_EXERCISE INSTRUCTIONS:_
Please write out all of the data below exactly, without including the pictures.

[Web page and app entries]
*** Block opens ***

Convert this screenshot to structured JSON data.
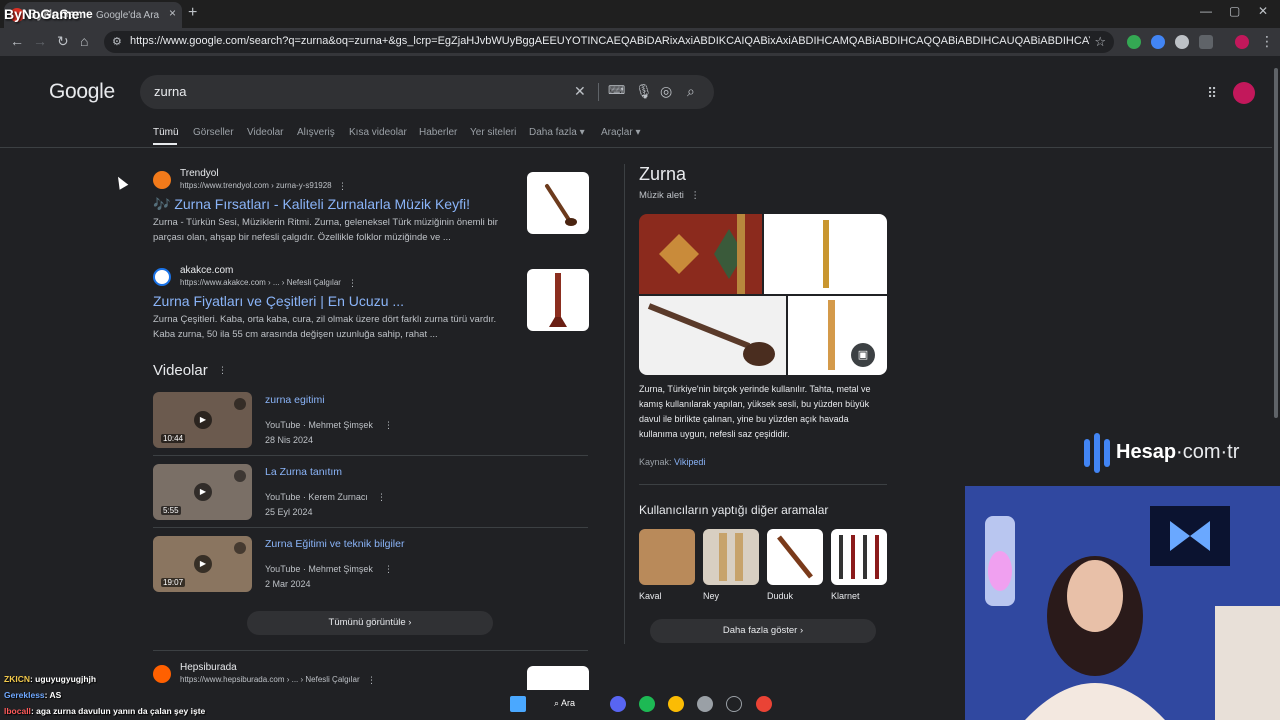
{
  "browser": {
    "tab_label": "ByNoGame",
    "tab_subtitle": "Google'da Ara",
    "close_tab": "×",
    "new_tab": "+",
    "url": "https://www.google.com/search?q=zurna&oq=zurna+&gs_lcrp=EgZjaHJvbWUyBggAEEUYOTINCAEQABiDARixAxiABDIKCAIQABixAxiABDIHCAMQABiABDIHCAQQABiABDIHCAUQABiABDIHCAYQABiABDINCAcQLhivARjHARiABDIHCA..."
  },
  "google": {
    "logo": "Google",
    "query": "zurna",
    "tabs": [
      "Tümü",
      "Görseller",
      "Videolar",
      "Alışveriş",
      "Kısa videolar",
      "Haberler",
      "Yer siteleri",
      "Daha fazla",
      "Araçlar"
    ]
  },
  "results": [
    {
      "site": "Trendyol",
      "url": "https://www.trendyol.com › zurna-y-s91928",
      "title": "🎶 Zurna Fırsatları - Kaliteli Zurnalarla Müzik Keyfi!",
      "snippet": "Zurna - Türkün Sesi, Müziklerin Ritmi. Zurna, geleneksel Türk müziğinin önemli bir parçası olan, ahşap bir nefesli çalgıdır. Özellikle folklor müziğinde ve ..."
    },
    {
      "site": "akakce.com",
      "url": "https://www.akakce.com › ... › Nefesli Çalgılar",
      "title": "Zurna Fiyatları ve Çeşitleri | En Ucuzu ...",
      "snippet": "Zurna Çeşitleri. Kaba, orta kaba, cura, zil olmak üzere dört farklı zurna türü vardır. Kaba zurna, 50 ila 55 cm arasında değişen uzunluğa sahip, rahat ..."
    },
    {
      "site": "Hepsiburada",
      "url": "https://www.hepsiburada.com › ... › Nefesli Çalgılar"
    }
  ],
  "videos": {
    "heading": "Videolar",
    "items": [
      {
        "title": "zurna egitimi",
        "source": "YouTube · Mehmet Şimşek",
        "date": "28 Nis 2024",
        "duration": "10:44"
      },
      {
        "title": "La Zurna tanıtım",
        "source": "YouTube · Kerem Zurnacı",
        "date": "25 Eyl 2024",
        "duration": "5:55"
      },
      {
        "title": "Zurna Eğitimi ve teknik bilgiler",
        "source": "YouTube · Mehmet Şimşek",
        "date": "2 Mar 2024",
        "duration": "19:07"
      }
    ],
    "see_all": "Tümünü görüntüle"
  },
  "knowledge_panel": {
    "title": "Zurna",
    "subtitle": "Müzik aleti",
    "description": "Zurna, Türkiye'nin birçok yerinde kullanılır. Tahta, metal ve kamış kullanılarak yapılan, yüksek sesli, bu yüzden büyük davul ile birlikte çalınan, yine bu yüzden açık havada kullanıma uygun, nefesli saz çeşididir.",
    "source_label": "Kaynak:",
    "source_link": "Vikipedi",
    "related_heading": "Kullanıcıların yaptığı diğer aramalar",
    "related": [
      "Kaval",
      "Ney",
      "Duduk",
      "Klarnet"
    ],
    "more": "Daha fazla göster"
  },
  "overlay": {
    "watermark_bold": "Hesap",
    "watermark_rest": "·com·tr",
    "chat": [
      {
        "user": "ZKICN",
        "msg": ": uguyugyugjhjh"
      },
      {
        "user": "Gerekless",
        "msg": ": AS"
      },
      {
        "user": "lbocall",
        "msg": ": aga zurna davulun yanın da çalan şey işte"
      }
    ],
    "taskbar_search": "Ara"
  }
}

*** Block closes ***

_ANSWER TO THIS EXERCISE:_
Convert this screenshot to structured JSON data.
{
  "browser": {
    "tab_label": "ByNoGame",
    "tab_subtitle": "Google'da Ara",
    "close_tab": "×",
    "new_tab": "+",
    "url": "https://www.google.com/search?q=zurna&oq=zurna+&gs_lcrp=EgZjaHJvbWUyBggAEEUYOTINCAEQABiDARixAxiABDIKCAIQABixAxiABDIHCAMQABiABDIHCAQQABiABDIHCAUQABiABDIHCAYQABiABDINCAcQLhivARjHARiABDIHCA..."
  },
  "google": {
    "logo": "Google",
    "query": "zurna",
    "tabs": [
      "Tümü",
      "Görseller",
      "Videolar",
      "Alışveriş",
      "Kısa videolar",
      "Haberler",
      "Yer siteleri",
      "Daha fazla",
      "Araçlar"
    ]
  },
  "results": [
    {
      "site": "Trendyol",
      "url": "https://www.trendyol.com › zurna-y-s91928",
      "title": "🎶 Zurna Fırsatları - Kaliteli Zurnalarla Müzik Keyfi!",
      "snippet": "Zurna - Türkün Sesi, Müziklerin Ritmi. Zurna, geleneksel Türk müziğinin önemli bir parçası olan, ahşap bir nefesli çalgıdır. Özellikle folklor müziğinde ve ..."
    },
    {
      "site": "akakce.com",
      "url": "https://www.akakce.com › ... › Nefesli Çalgılar",
      "title": "Zurna Fiyatları ve Çeşitleri | En Ucuzu ...",
      "snippet": "Zurna Çeşitleri. Kaba, orta kaba, cura, zil olmak üzere dört farklı zurna türü vardır. Kaba zurna, 50 ila 55 cm arasında değişen uzunluğa sahip, rahat ..."
    },
    {
      "site": "Hepsiburada",
      "url": "https://www.hepsiburada.com › ... › Nefesli Çalgılar"
    }
  ],
  "videos": {
    "heading": "Videolar",
    "items": [
      {
        "title": "zurna egitimi",
        "source": "YouTube · Mehmet Şimşek",
        "date": "28 Nis 2024",
        "duration": "10:44"
      },
      {
        "title": "La Zurna tanıtım",
        "source": "YouTube · Kerem Zurnacı",
        "date": "25 Eyl 2024",
        "duration": "5:55"
      },
      {
        "title": "Zurna Eğitimi ve teknik bilgiler",
        "source": "YouTube · Mehmet Şimşek",
        "date": "2 Mar 2024",
        "duration": "19:07"
      }
    ],
    "see_all": "Tümünü görüntüle"
  },
  "knowledge_panel": {
    "title": "Zurna",
    "subtitle": "Müzik aleti",
    "description": "Zurna, Türkiye'nin birçok yerinde kullanılır. Tahta, metal ve kamış kullanılarak yapılan, yüksek sesli, bu yüzden büyük davul ile birlikte çalınan, yine bu yüzden açık havada kullanıma uygun, nefesli saz çeşididir.",
    "source_label": "Kaynak:",
    "source_link": "Vikipedi",
    "related_heading": "Kullanıcıların yaptığı diğer aramalar",
    "related": [
      "Kaval",
      "Ney",
      "Duduk",
      "Klarnet"
    ],
    "more": "Daha fazla göster"
  },
  "overlay": {
    "watermark_bold": "Hesap",
    "watermark_rest": "·com·tr",
    "chat": [
      {
        "user": "ZKICN",
        "msg": ": uguyugyugjhjh"
      },
      {
        "user": "Gerekless",
        "msg": ": AS"
      },
      {
        "user": "lbocall",
        "msg": ": aga zurna davulun yanın da çalan şey işte"
      }
    ],
    "taskbar_search": "Ara"
  }
}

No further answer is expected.